The first was the one ATI used in the Ruby White Out demo, the best take away from it is that they write out the min distance, max distance and density in one pass. You can do this by setting your RGB blend mode to GL_MIN, your alpha blend mode to GL_ADD and writing out r=z, g=1-z, b=0, a=density for each particle (you can reconstruct the max depth from min(1-z), think of it as the minimum distance from an end point). Here's a screen:
The technique needs a bit of fudging to look OK. Blur the depths, add some smoothing functions, it only works for mostly convex objects, good for amorphous blobs (clouds maybe). Performance wise it is probably the best candidate for current-gen consoles.
IMO the NVIDIA technique is much nicer visually, it gives you fairly accurate self shadowing which looks great but is considerably more expensive. I won't go into the implementation details too much as the paper does a pretty good job at describing it.
The Nvidia demo uses 32k particles and 32 slices but you can get pretty decent results with much less. Here's a pic of my implementation, this is running on my trusty 7600 with 1000 particles and 10 slices through the volume:
Unfortunately you need quite a lot of quite transparent particles otherwise there are noticeable artifacts as particles change order and end up in different slices.
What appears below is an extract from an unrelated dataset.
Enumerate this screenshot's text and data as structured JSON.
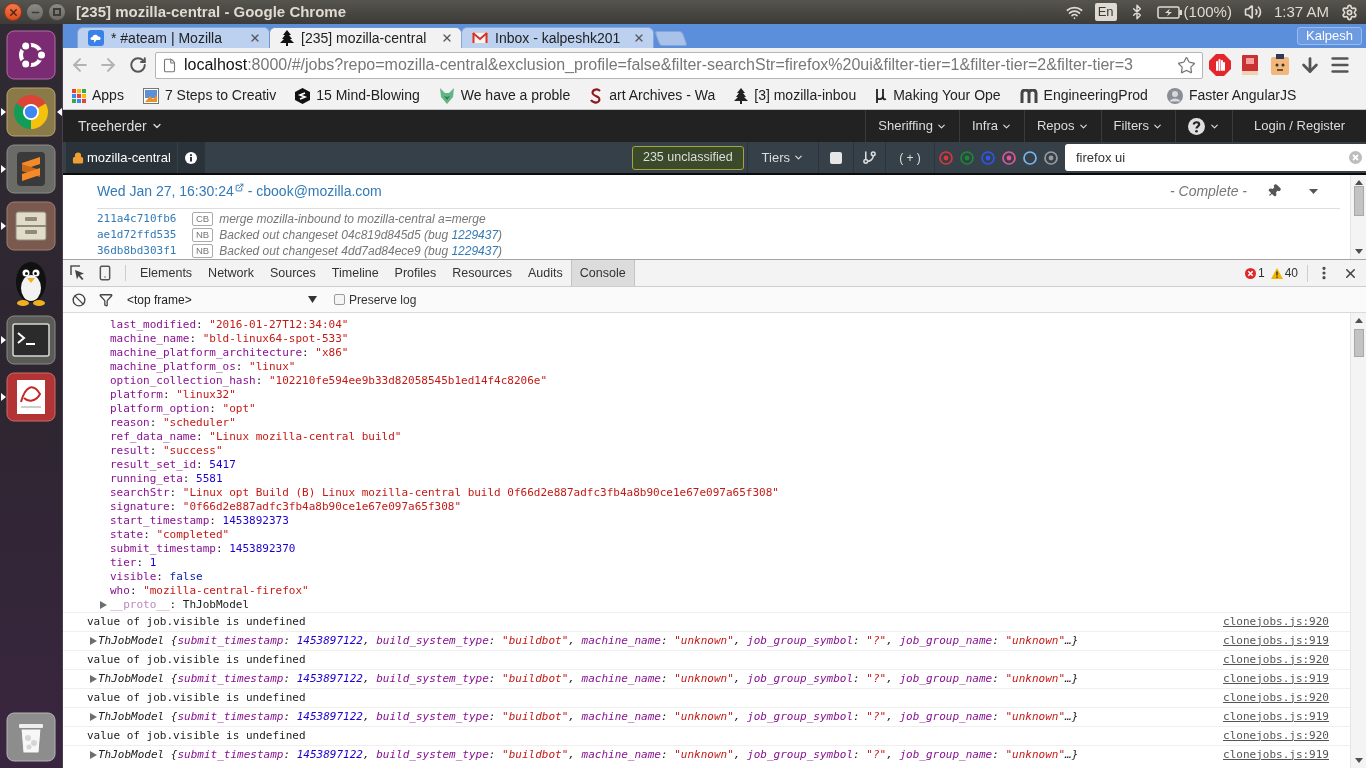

You can improve this by using a non-linear distribution of slices so that you use more slices up front (which works nicely because the extinction for light in participating media is exponential).
Looking forward to tackling some surface shaders next.